The Thames Tideway is one of London’s largest engineering projects. As workers dig a new sewage tunnel beneath the city, they have the opportunity to find long-buried pieces of history. Now, one newly discovered skeleton is shedding light on those who lived, and died, working on the river hundreds of years ago.
In a field just a few miles from the Gloucestershire town of Cirencester, a stone marks what is generally considered the source of one of the U.K.’s most important rivers. From its birthplace in the Cotswold Hills, through the capital of London, into the Thames Estuary and out into the North Sea, the Thames is a vital part of the area’s history.

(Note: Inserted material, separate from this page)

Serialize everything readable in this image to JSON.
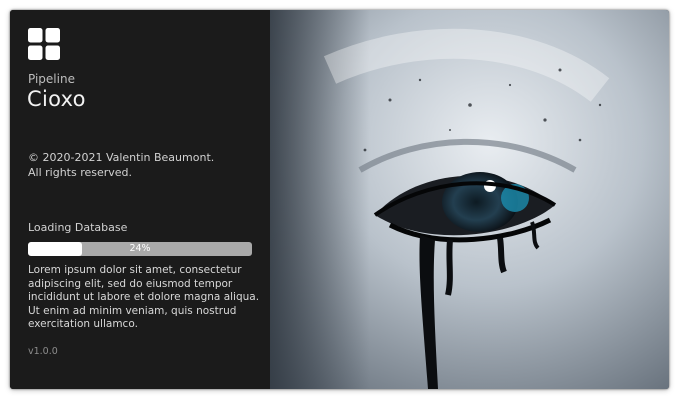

The Thames is 215 miles in length, making it the second-longest river in the U.K. after the Severn. The early part of its course is gentle, through low-lying fields. As it enters London, freshwater encounters the waters of the estuary. There, the presence of the sea causes the tides to deepen and strengthen.